On that last one, Donovan strongly threw his support to legalizing the sale of pot — which the state legislature could then tax. But Donovan would only devote some (not all!) of that expected $500- to $750-million windfall to transit.
“A portion of that money could be set aside for public transit improvements and this could be bonded to support capital expenditures,” Donovan says in the platform. “Given other states’ movements towards legalization of marijuana, New York should go next.”
The ganja tax would be out of Mayor Donovan’s hands anyway because it would require approval by our higher leaders in Albany, so the platform mainly focuses on areas that a big city mayor can actually control:
Better bus service
Donovan’s plan calls for “true bus rapid transit,” but does not put a lot of meat on that bone. After stating the fact — “Buses in New York are slow and unreliable for those who need them the most, and the city has not worked aggressively enough to prioritize bus transit systems” — Donovan adds only that “the city should prioritize investment in a true Bus Rapid Transit System in key corridors with dedicated right of ways, intersection treatments, and stations while also improving regular bus service.”
Specifics? Donovan calls for the city to implement the MTA’s early-pandemic demand for 60 miles of dedicated bus lanes (which Mayor de Blasio answered with a promise to build 20 miles of dedicated bus lanes, then struggled to fulfill even that). City law already requires the construction of 30 miles of dedicated bus lanes every year, starting with the next mayor.
In an interview, Donovan went further, saying he “would appoint a chief equity officer reporting directly to the mayor because every issue is an equity issue — you have to have a screen that says, ‘Where are the areas that need this?’”
He also claimed, perhaps with accuracy, to be “the only candidate running who has been to Curitiba,” a reference to the Brazilian city that is celebrated for two things: its weather and its bus rapid transit.
A true “bus rapid transit” system is a heavy lift that requires repurposing road lanes or entire roadways from cars and giving them over to buses, often in lanes secured by concrete — a commitment Donovan repeated to Streetsblog. Such configurations are virtually non-existent in New York City (though the DOT recently built a modified version in The Bronx), but are popular all over the world, where transit riders truly get priority over drivers. “True” bus rapid transit also includes dedicated passenger waiting zones and all-door boarding that treats a bus more like a subway.
Such a system in Jakarta, Indonesia, for example, carries more than 1 million passengers a day — roughly half New York’s typical daily bus ridership.

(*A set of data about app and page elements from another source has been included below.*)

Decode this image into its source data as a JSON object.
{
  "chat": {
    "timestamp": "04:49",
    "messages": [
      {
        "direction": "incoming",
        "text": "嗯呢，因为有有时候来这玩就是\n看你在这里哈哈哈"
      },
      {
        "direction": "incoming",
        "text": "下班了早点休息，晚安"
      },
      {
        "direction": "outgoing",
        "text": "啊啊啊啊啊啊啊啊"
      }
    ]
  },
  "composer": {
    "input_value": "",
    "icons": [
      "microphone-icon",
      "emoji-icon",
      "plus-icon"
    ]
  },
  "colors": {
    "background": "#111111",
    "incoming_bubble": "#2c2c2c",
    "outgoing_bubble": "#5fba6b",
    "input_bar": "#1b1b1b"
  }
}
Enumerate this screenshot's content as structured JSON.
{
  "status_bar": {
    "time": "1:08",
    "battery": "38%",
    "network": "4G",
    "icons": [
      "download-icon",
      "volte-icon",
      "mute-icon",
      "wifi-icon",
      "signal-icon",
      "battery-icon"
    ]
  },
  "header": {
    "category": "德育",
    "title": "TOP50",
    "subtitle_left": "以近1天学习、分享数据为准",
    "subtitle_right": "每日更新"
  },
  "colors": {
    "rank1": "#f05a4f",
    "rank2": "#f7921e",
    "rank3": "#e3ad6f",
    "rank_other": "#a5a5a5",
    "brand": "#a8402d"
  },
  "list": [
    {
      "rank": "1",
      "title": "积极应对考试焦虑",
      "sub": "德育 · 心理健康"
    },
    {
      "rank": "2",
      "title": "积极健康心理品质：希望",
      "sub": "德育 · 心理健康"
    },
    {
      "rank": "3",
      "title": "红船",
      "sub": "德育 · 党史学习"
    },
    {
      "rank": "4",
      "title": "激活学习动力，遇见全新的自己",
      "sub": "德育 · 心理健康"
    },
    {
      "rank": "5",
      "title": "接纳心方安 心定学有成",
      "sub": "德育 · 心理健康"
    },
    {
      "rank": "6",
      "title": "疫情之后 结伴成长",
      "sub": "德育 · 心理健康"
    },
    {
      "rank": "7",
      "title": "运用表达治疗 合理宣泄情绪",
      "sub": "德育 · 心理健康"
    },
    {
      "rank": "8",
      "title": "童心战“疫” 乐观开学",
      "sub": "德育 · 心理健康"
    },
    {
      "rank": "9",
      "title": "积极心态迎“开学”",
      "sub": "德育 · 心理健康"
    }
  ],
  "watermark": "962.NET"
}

So a “true” bus rapid transit system in New York would mean doubling the capacity of the world’s biggest BRT system — no small job.
Donovan’s plan also calls for equitable expansion of bus lane camera enforcement — so clearly not all buses are going to get their own car-free roadways.
But responding to a follow-up question, the Donovan campaign said, “We aren’t talking one corridor, we are talking multiple lines that can support effective transport.”
Cycling and micro-mobility
On cycling, Donovan doesn’t throw out any big, Streetsblog-headline-grabbing numbers, but he does lay out the facts (and failures) of the de Blasio years:
“Though there are more than 1,200 miles of bike lanes currently across the five boroughs, only 480 miles of them are protected,” he writes, adding that “more people were killed [in 2020] in traffic than in 2019.”
“People dying in the crosswalk is not an unavoidable part of city living,” he adds.
What’s the solution? Make cycling safer. “Two-thirds of commuters who don’t bike cite…